Two weeks before Lapid’s killing, Renato Blanco of Power 102.1 DYRY RFM Mabinay was killed on September 18, 2022. Federico Gempesaw of Radyo Natin 106.3 FM CDO was killed on June 29, 2022, a day before Marcos Jr. took his oath of office and also the last day of Rodrigo Duterte as president.
International Day to End Impunity
November 2 is the International Day to End Impunity for Crimes Against Journalists. This year’s observance coincides with the 10th year anniversary of the United Nations (UN) Plan of Action on the Safety of Journalists and the Issue of Impunity.
The Committee to Protect Journalists (CPJ) published its Global Impunity Index on November 1, noting that the vast majority of journalists’ murderers go free. The group tallied 2179 journalists and media workers killed, motive confirmed and unconfirmed, from 1992 to 2022 worldwide.
It found that in nearly 80% of the 263 cases of journalists murdered in retaliation for their work globally over the past decade, the perpetrators have faced no punishment.
CPJ’s 2022 Global Impunity Index, which lists countries where the killers of journalists go free, found that Somalia remains the worst offender on the index for the eighth straight year. Syria, South Sudan, Afghanistan, and Iraq round out the top five countries on the index, which covers the period from September 1, 2012, to August 31, 2022.
Countries like Mexico, with 28 unsolved journalist murders in the past 10 years, the Philippines, and Brazil also continue to fall short in prosecuting murderers of journalists as violence against the press soars and national protection mechanisms prove ineffective.
The Philippines is 7th on a list of 11 countries with “the worst track record in solving murders of journalists during the past decade” with 14 unsolved murders. The country has been on this impunity index for 15 years.
“We’ve seen a dramatic rise in the abusive tactics used to silence journalists, from spyware technology to spurious legal charges. On top of these mounting threats, journalists are being murdered in retaliation for their work with near total impunity. This lack of justice empowers perpetrators to continue silencing the press,” said CPJ President Jodie Ginsberg.

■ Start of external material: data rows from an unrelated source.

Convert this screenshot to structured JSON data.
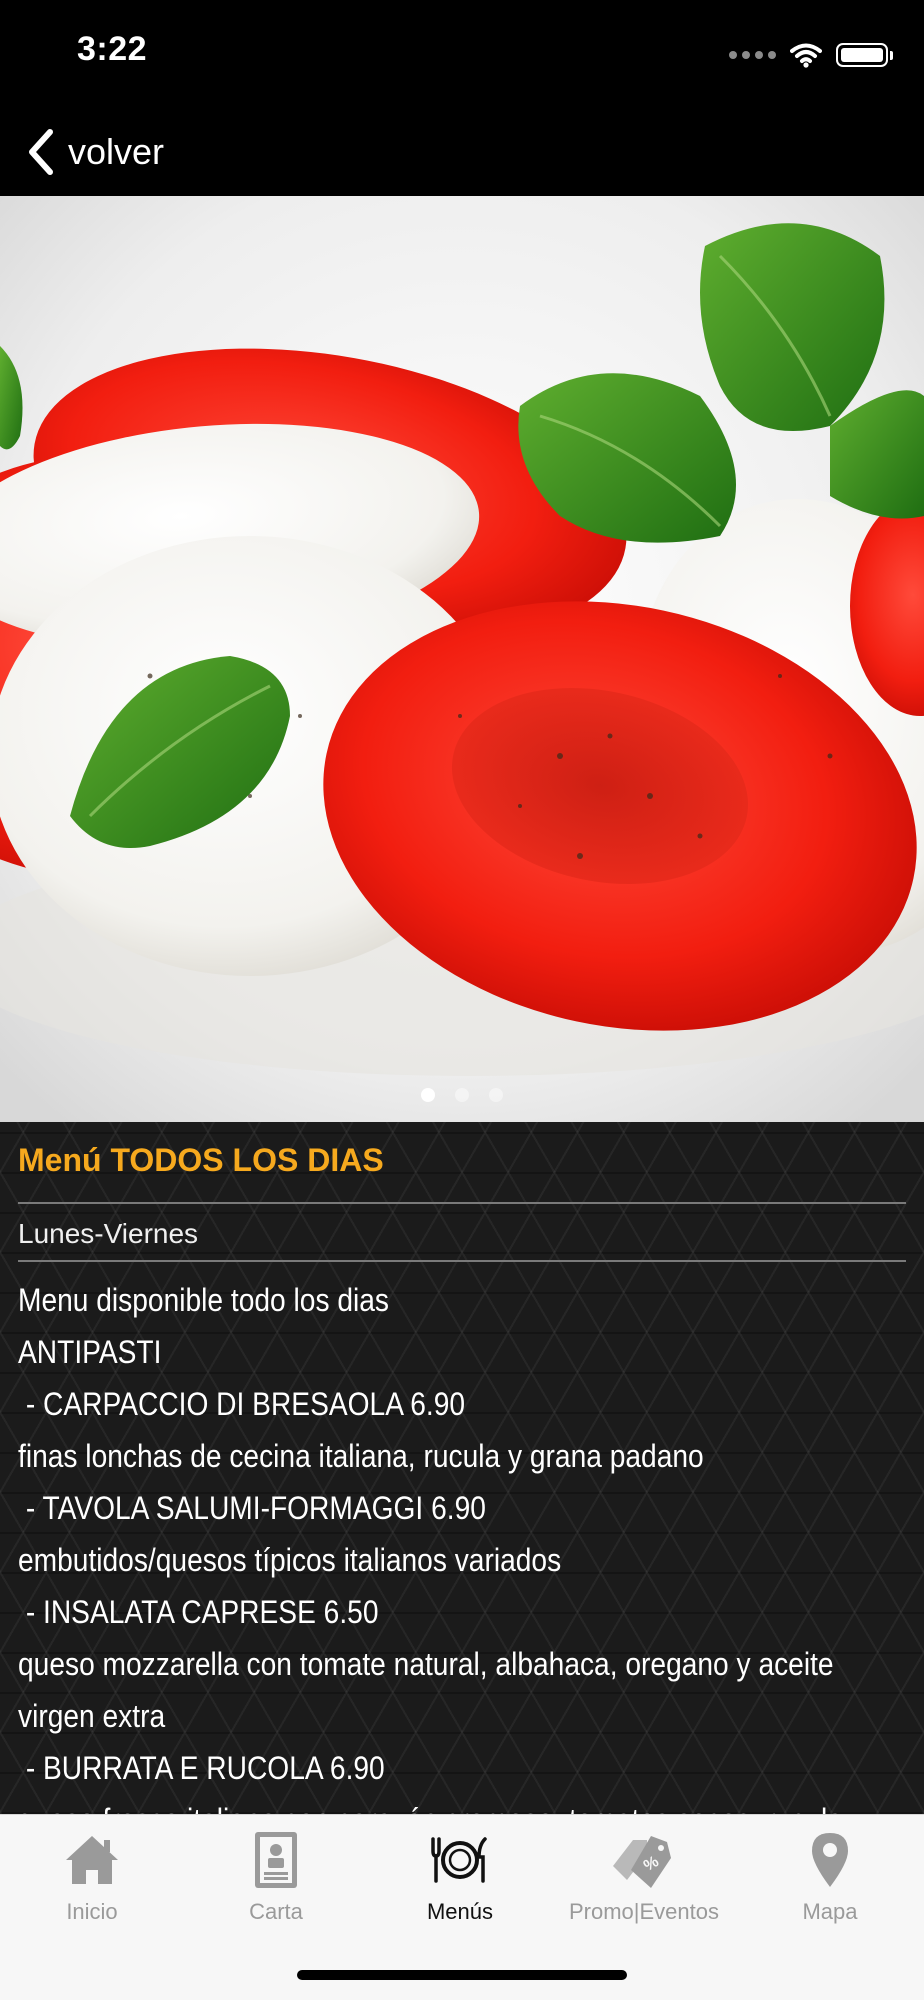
{
  "status_bar": {
    "time": "3:22"
  },
  "nav": {
    "back_label": "volver",
    "back_icon": "chevron-left-icon"
  },
  "hero": {
    "image_subject": "caprese-salad-photo",
    "page_count": 3,
    "current_page": 1
  },
  "menu": {
    "title": "Menú TODOS LOS DIAS",
    "subtitle": "Lunes-Viernes",
    "lines": [
      "Menu disponible todo los dias",
      "ANTIPASTI",
      " - CARPACCIO DI BRESAOLA 6.90",
      "finas lonchas de cecina italiana, rucula y grana padano",
      " - TAVOLA SALUMI-FORMAGGI 6.90",
      "embutidos/quesos típicos italianos variados",
      " - INSALATA CAPRESE 6.50",
      "queso mozzarella con tomate natural, albahaca, oregano y aceite",
      "virgen extra",
      " - BURRATA E RUCOLA 6.90",
      "queso fresco italiano con corazón cremoso, tomates secos, rucula y"
    ]
  },
  "tabs": [
    {
      "label": "Inicio",
      "icon": "house-icon",
      "active": false
    },
    {
      "label": "Carta",
      "icon": "menu-card-icon",
      "active": false
    },
    {
      "label": "Menús",
      "icon": "cutlery-plate-icon",
      "active": true
    },
    {
      "label": "Promo|Eventos",
      "icon": "price-tags-icon",
      "active": false
    },
    {
      "label": "Mapa",
      "icon": "map-pin-icon",
      "active": false
    }
  ],
  "colors": {
    "accent_title": "#f6a91e",
    "tab_inactive": "#9a9a9a",
    "tab_active": "#111111",
    "background": "#1b1b1b"
  }
}
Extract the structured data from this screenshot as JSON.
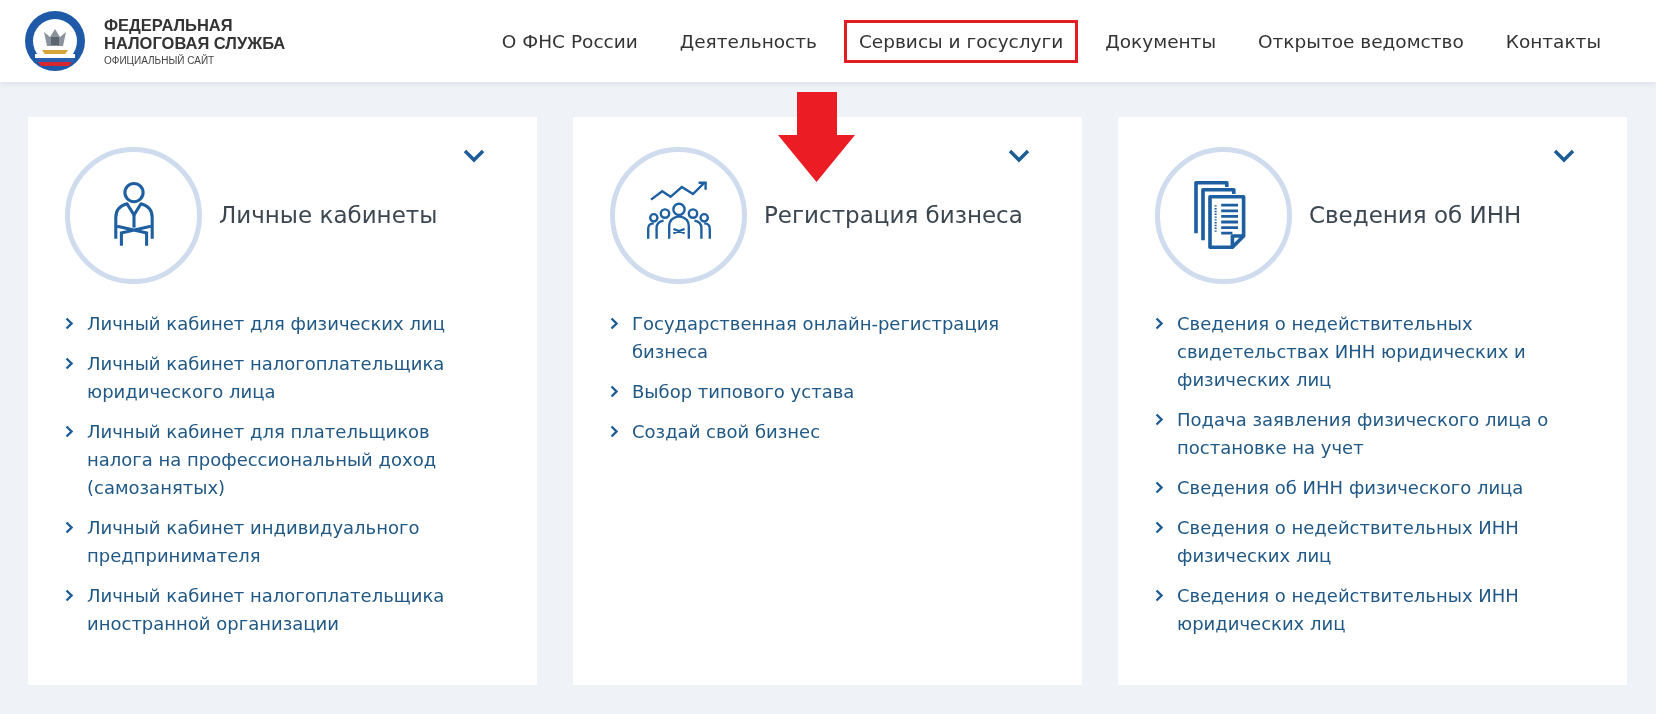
{
  "logo": {
    "title_lines": [
      "ФЕДЕРАЛЬНАЯ",
      "НАЛОГОВАЯ СЛУЖБА"
    ],
    "subtitle": "ОФИЦИАЛЬНЫЙ САЙТ"
  },
  "nav": [
    {
      "label": "О ФНС России",
      "highlighted": false
    },
    {
      "label": "Деятельность",
      "highlighted": false
    },
    {
      "label": "Сервисы и госуслуги",
      "highlighted": true
    },
    {
      "label": "Документы",
      "highlighted": false
    },
    {
      "label": "Открытое ведомство",
      "highlighted": false
    },
    {
      "label": "Контакты",
      "highlighted": false
    }
  ],
  "cards": [
    {
      "title": "Личные кабинеты",
      "kind": "person",
      "links": [
        "Личный кабинет для физических лиц",
        "Личный кабинет налогоплательщика юридического лица",
        "Личный кабинет для плательщиков налога на профессиональный доход (самозанятых)",
        "Личный кабинет индивидуального предпринимателя",
        "Личный кабинет налогоплательщика иностранной организации"
      ]
    },
    {
      "title": "Регистрация бизнеса",
      "kind": "team",
      "links": [
        "Государственная онлайн-регистрация бизнеса",
        "Выбор типового устава",
        "Создай свой бизнес"
      ]
    },
    {
      "title": "Сведения об ИНН",
      "kind": "documents",
      "links": [
        "Сведения о недействительных свидетельствах ИНН юридических и физических лиц",
        "Подача заявления физического лица о постановке на учет",
        "Сведения об ИНН физического лица",
        "Сведения о недействительных ИНН физических лиц",
        "Сведения о недействительных ИНН юридических лиц"
      ]
    }
  ]
}
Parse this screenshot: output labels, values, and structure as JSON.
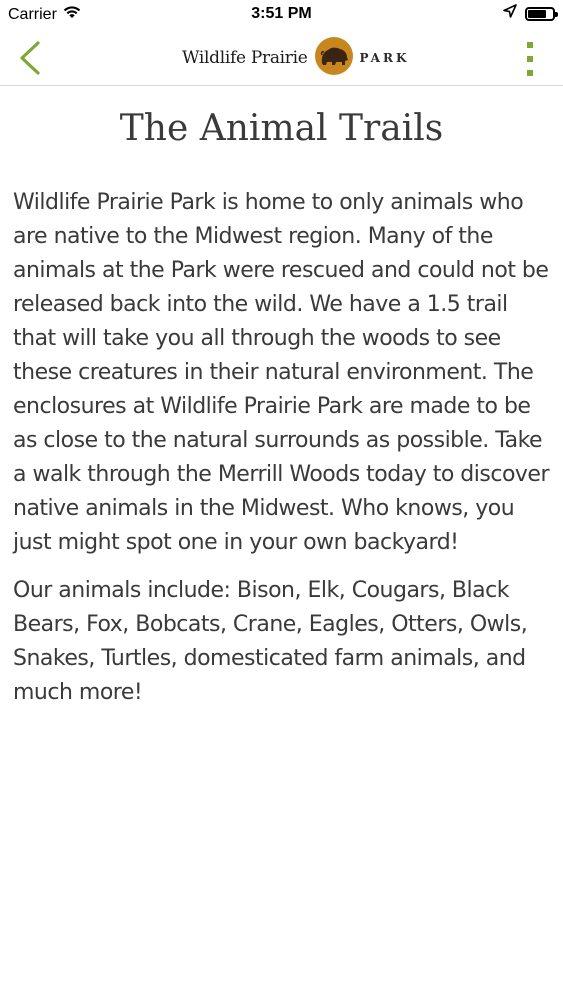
{
  "status_bar": {
    "carrier": "Carrier",
    "time": "3:51 PM"
  },
  "nav": {
    "logo_text": "Wildlife Prairie",
    "logo_park": "PARK",
    "accent_color": "#7da833",
    "logo_color": "#c8861f"
  },
  "page": {
    "title": "The Animal Trails",
    "paragraphs": [
      "Wildlife Prairie Park is home to only animals who are native to the Midwest region. Many of the animals at the Park were rescued and could not be released back into the wild. We have a 1.5 trail that will take you all through the woods to see these creatures in their natural environment. The enclosures at Wildlife Prairie Park are made to be as close to the natural surrounds as possible. Take a walk through the Merrill Woods today to discover native animals in the Midwest. Who knows, you just might spot one in your own backyard!",
      "Our animals include: Bison, Elk, Cougars, Black Bears, Fox, Bobcats, Crane, Eagles, Otters, Owls, Snakes, Turtles, domesticated farm animals, and much more!"
    ]
  }
}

UNESCO reported that already this year, over 70 journalists were killed. Nine out of 10 killings go unpunished. UNESCO said that while the global impunity rate for journalists killings remains unacceptably high, it represents an 9 percentage points reduction in the rate of impunity since 2012 when the United Nations launched its Plan of Action on the Safety of Journalists. (Read the report available in multiple languages here.)
The reports highlighted that:
- Of the 117 journalists killed in 2020-21, 91 or 78% were killed while off the clock, for example, at home, in their vehicles or in the street but not on a specific assignment. Several were killed in front of family members, including their children.
- The last year has also seen the number of killed women journalists rising from 6-11% of the total, a worrying trend continuing this year.
- In the 2020-2021 period, 6 journalists were killed while covering protests, riots or demonstrations. This confirms the trend identified in the previous Director-General’s Report which noted a rise in the number of journalists killed in such contexts.
The International Freedom of Expression Exchange or IFEX declared November 23 as the International Day to End Impunity in 2011. The anniversary was chosen to mark the 2009 Ampatuan massacre, also known as the single deadliest attack against journalists in recent history, in which 58 individuals were murdered, including 32 journalists and media workers.
After lobbying from IFEX and various civil rights groups, the UN General Assembly proclaimed November 2 as the ‘International Day to End Impunity for Crimes against Journalists’ in its 70th plenary meeting in 2013. The date of the UN day marked the death of Ghislaine Dupont and Claude Verlon, two French journalists killed while reporting in Mali earlier that year.